Dataset records:
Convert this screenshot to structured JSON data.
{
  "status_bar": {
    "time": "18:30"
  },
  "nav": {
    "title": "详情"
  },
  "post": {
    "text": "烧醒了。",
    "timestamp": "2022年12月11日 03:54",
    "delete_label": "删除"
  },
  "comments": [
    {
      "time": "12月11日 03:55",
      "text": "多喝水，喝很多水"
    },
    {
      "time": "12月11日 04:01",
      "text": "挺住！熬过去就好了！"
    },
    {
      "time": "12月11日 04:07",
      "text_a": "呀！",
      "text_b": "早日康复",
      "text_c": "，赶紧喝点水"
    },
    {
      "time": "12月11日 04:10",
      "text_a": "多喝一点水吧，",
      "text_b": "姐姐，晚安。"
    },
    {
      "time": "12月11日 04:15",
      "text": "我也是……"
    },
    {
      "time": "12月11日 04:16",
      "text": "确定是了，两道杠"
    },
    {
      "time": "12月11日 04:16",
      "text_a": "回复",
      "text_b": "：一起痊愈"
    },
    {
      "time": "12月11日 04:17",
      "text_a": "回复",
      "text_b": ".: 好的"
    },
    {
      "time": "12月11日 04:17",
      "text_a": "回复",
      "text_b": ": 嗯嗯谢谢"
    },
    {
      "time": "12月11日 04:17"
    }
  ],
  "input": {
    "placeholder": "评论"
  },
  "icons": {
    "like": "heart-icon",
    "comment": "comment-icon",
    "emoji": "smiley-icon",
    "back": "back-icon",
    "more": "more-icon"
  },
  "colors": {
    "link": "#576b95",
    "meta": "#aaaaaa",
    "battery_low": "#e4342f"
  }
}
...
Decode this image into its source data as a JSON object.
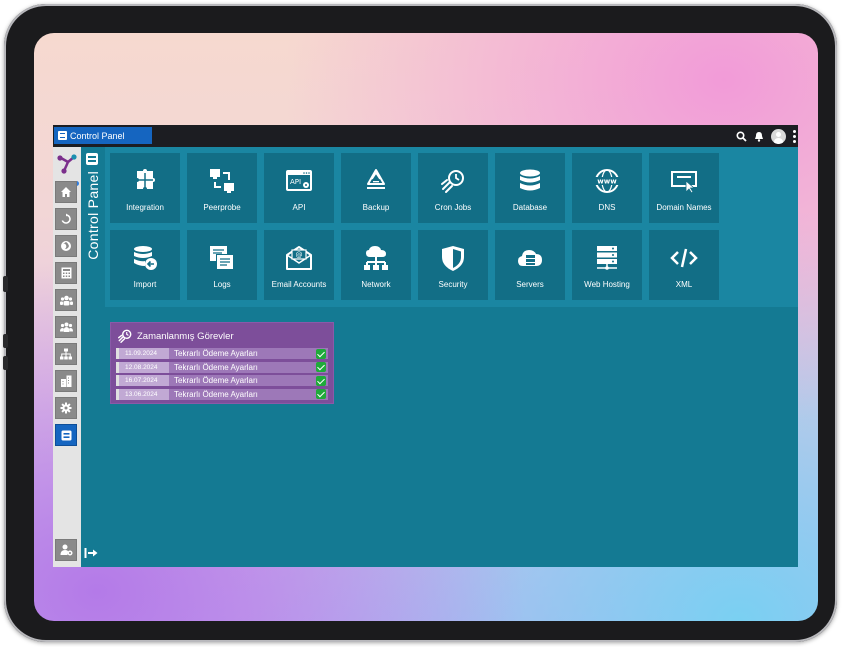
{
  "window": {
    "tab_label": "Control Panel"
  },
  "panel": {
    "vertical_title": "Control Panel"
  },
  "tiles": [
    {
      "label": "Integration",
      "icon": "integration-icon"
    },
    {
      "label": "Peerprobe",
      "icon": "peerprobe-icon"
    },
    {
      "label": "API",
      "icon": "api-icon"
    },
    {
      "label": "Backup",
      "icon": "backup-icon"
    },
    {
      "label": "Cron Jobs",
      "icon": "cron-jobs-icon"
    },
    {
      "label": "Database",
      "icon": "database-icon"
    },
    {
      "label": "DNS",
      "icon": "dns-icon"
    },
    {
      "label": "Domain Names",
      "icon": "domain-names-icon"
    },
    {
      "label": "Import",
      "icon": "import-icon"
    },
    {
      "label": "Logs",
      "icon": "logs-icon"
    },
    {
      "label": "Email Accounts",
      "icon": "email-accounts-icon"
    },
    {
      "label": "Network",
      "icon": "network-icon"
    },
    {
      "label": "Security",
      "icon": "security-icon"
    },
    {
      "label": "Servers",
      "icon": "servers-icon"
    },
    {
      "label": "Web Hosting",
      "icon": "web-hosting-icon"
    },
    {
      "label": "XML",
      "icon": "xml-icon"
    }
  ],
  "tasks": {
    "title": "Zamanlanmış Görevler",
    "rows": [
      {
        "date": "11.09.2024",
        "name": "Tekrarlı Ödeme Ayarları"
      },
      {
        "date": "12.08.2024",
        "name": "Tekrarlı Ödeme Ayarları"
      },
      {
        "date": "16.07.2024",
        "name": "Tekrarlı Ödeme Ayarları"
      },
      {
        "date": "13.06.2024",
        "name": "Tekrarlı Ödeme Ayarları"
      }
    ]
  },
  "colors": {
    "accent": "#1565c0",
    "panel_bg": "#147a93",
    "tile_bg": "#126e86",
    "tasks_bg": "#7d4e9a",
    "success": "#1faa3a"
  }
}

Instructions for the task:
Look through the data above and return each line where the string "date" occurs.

Solution:
        "date": "11.09.2024",
        "date": "12.08.2024",
        "date": "16.07.2024",
        "date": "13.06.2024",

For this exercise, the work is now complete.